No in its current structure as a self-assessment, DMHAT is not an accreditation tool, although it does have the beginnings of one. Accreditation is a formal, independent verification that a programme or institution meets established quality standards and is competent to carry out specific conformity assessment tasks. Conformity assessment tasks may include, but are not limited to, testing, inspection or certification.
Future implementation plans of DHMAT may evolve into accreditation, but more detail will be required on how to effectively achieve this.
A DMHAT collaborative is in development to help guide the ongoing refinement of the DMHAT criteria and assessment process.
It will provide an online forum and bring together whānau with lived experience, clinicians, health providers, developers, IT experts, researchers, academics and agencies at all levels so that together we can refine the DMHAT assessment framework.

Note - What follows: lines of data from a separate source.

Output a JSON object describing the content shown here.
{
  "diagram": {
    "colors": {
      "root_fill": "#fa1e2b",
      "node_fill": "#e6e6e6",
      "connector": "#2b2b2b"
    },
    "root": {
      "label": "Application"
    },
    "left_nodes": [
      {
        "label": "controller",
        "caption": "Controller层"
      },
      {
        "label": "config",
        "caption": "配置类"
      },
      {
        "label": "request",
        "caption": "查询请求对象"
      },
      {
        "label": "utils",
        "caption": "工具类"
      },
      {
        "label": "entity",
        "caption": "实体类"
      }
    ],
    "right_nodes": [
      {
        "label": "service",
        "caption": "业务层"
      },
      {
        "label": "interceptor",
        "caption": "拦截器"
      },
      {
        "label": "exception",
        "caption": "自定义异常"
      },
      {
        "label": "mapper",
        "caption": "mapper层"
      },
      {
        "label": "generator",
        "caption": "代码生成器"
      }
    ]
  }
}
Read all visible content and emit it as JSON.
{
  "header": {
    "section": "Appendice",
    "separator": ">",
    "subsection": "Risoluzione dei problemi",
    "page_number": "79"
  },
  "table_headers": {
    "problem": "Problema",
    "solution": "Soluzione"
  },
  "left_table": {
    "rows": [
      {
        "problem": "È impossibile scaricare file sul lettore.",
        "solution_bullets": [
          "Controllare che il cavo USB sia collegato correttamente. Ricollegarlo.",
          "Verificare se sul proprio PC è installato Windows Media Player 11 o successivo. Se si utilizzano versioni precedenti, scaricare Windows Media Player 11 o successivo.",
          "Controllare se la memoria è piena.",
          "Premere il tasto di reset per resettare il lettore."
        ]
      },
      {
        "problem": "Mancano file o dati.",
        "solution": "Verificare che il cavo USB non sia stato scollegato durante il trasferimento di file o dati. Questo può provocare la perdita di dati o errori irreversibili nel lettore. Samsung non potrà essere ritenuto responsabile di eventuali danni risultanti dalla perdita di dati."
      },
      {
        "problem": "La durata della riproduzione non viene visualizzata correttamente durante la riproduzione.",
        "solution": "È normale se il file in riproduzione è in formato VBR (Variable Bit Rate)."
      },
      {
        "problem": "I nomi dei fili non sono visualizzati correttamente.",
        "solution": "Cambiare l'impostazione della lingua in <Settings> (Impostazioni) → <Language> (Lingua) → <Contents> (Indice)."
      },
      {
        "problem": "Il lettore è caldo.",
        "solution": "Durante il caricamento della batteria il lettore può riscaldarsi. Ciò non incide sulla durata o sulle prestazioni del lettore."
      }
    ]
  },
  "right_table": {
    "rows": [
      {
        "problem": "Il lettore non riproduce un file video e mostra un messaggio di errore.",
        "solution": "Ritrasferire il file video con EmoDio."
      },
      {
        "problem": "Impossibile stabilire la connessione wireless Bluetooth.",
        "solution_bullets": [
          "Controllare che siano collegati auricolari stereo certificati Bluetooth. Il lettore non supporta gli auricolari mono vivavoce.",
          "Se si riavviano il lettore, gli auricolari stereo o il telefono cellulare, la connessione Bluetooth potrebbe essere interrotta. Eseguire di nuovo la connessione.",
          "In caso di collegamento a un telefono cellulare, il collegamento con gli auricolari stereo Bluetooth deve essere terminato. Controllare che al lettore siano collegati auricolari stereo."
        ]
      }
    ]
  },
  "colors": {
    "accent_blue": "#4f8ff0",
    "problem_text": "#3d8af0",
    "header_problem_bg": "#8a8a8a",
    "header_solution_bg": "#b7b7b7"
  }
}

The intention is to champion an open and inclusive approach in the pursuit of exceptional resources for those we love and serve, specifically with New Zealanders in mind.
Consumers and people with lived experience are central to involvement in the DMHAT collaborative. As users of digital tools, consumer, carer and family input is integral to the development and evaluation of apps and digital tools. Taking the diversity of users and their support people into account will achieve the best results.
Out of scope
Given the complexity of artificial intelligence (AI) and cognitive computing technologies, these are both out of scope for assessment in this version of the DMHAT Assessment. Future iterations may be expanded and adjusted to cover these areas in due course.
This Assessment only assesses the digital tool (app or online programme) submitted for appraisal and not any associated devices, add-ons or products supplied, such as dermascopes.
Also out of scope is assessment of service delivery by a third-party organisation using the digital tool or app as part of their programme. There are existing procurement and service delivery assessment frameworks already designed to assess these aspects such as the national Social Services Accreditation Framework.